*Task brief:* The listing that follows must be retyped exactly, without its pictures.

*Records:*
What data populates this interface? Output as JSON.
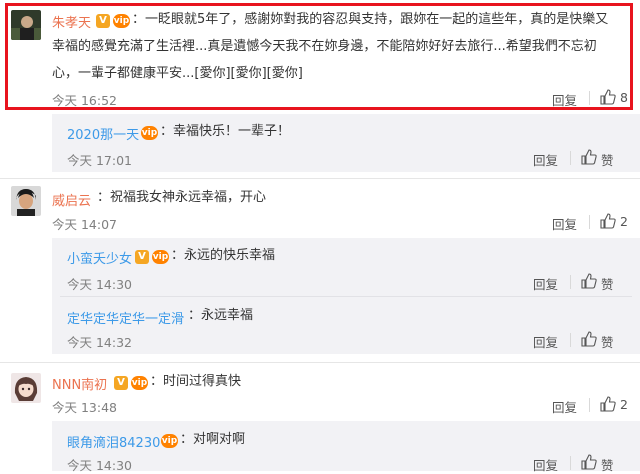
{
  "comments": [
    {
      "username": "朱孝天",
      "text_lines": [
        "：一眨眼就5年了，感謝妳對我的容忍與支持，跟妳在一起的這些年，真的是快樂又",
        "幸福的感覺充滿了生活裡...真是遺憾今天我不在妳身邊，不能陪妳好好去旅行...希望我們不忘初",
        "心，一輩子都健康平安...[愛你][愛你][愛你]"
      ],
      "time": "今天 16:52",
      "reply_label": "回复",
      "like_count": "8",
      "replies": [
        {
          "username": "2020那一天",
          "text": "：幸福快乐！一辈子！",
          "time": "今天 17:01",
          "reply_label": "回复",
          "like_label": "赞"
        }
      ]
    },
    {
      "username": "威启云",
      "text": "：祝福我女神永远幸福，开心",
      "time": "今天 14:07",
      "reply_label": "回复",
      "like_count": "2",
      "replies": [
        {
          "username": "小蛮夭少女",
          "text": "：永远的快乐幸福",
          "time": "今天 14:30",
          "reply_label": "回复",
          "like_label": "赞"
        },
        {
          "username": "定华定华定华一定滑",
          "text": "：永远幸福",
          "time": "今天 14:32",
          "reply_label": "回复",
          "like_label": "赞"
        }
      ]
    },
    {
      "username": "NNN南初",
      "text": "：时间过得真快",
      "time": "今天 13:48",
      "reply_label": "回复",
      "like_count": "2",
      "replies": [
        {
          "username": "眼角滴泪84230",
          "text": "：对啊对啊",
          "time": "今天 14:30",
          "reply_label": "回复",
          "like_label": "赞"
        }
      ]
    }
  ],
  "badges": {
    "verified": "V",
    "vip": "vip"
  },
  "colors": {
    "highlight": "#e8141e",
    "name_orange": "#eb7350",
    "name_blue": "#3d9ae8",
    "reply_bg": "#f2f2f5"
  }
}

*Response:*
What data populates this interface? Output as JSON.
{
  "comments": [
    {
      "username": "朱孝天",
      "text_lines": [
        "：一眨眼就5年了，感謝妳對我的容忍與支持，跟妳在一起的這些年，真的是快樂又",
        "幸福的感覺充滿了生活裡...真是遺憾今天我不在妳身邊，不能陪妳好好去旅行...希望我們不忘初",
        "心，一輩子都健康平安...[愛你][愛你][愛你]"
      ],
      "time": "今天 16:52",
      "reply_label": "回复",
      "like_count": "8",
      "replies": [
        {
          "username": "2020那一天",
          "text": "：幸福快乐！一辈子！",
          "time": "今天 17:01",
          "reply_label": "回复",
          "like_label": "赞"
        }
      ]
    },
    {
      "username": "威启云",
      "text": "：祝福我女神永远幸福，开心",
      "time": "今天 14:07",
      "reply_label": "回复",
      "like_count": "2",
      "replies": [
        {
          "username": "小蛮夭少女",
          "text": "：永远的快乐幸福",
          "time": "今天 14:30",
          "reply_label": "回复",
          "like_label": "赞"
        },
        {
          "username": "定华定华定华一定滑",
          "text": "：永远幸福",
          "time": "今天 14:32",
          "reply_label": "回复",
          "like_label": "赞"
        }
      ]
    },
    {
      "username": "NNN南初",
      "text": "：时间过得真快",
      "time": "今天 13:48",
      "reply_label": "回复",
      "like_count": "2",
      "replies": [
        {
          "username": "眼角滴泪84230",
          "text": "：对啊对啊",
          "time": "今天 14:30",
          "reply_label": "回复",
          "like_label": "赞"
        }
      ]
    }
  ],
  "badges": {
    "verified": "V",
    "vip": "vip"
  },
  "colors": {
    "highlight": "#e8141e",
    "name_orange": "#eb7350",
    "name_blue": "#3d9ae8",
    "reply_bg": "#f2f2f5"
  }
}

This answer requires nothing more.